Cash is king. We didn't invent the saying, but it certainly applies here. Micron is a $14 billion company that generated $2+ billion in cash from operations last year.
Look to gross profit margin as an area of improvement going forward. This has been a negative area for Micron in the past because of the volatility associated with semiconductor prices. As prices continue to improve and Micron becomes more involved in higher margin areas such as mobile DRAM, this will be a metric that significantly improves in the future. In general, the company's gross profit margin should be stable. It should not fluctuate much from one period to another, unless the industry it is in has been undergoing drastic changes, which will affect the costs of goods sold or pricing policies.
Per Share Data
Conclusion and Buying Opportunity:

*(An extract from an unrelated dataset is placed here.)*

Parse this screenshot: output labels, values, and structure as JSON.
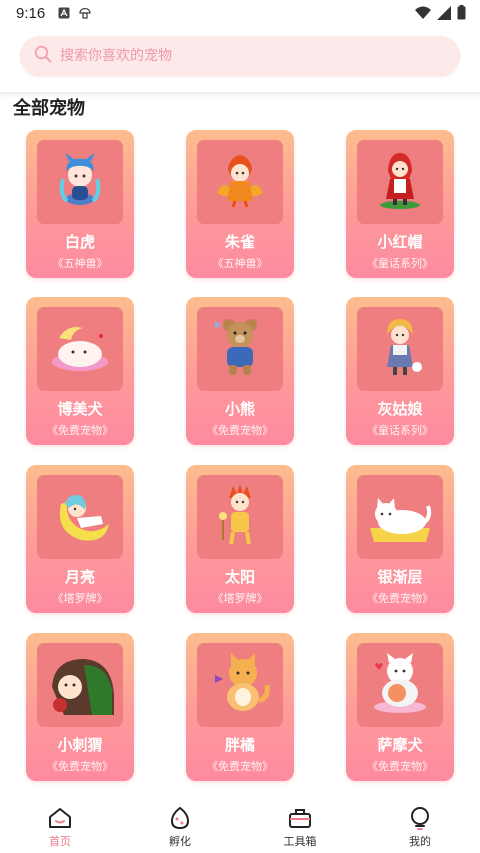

The Micron of 2014 and beyond will look much different than the picture we see today. The accumulation of cash generated will slowly flow through to earnings, which will be positive. The acquisition of Elpida is a game changer for revenue growth and market share. We believe analysts are underestimating how large the impact will be. Having customers like Apple and Samsung who are in the midst of the smartphone battle will be great for component makers. Newer and better products come out, causing customers to switch products swifter.
Come the 3rd week in September Micron will report fiscal year 2013 results. Expect nothing new; discussion of the Elpida acquisition, development or plans for new versions of memory, etc. Between now and when Micron reports results for the first quarter 2014 in December there is a buying opportunity for Micron. Expect that conference call to be the first glimmer of what the new Micron looks like in 2014.
Our valuation on the new Micron projects a stock price of $21 in late 2014. The downside, if they completely fail to realize the full potential of their new market share is $10.50.
Disclosure: I have no positions in any stocks mentioned, and no plans to initiate any positions within the next 72 hours. I wrote this article myself, and it expresses my own opinions. I am not receiving compensation for it (other than from Seeking Alpha). I have no business relationship with any company whose stock is mentioned in this article.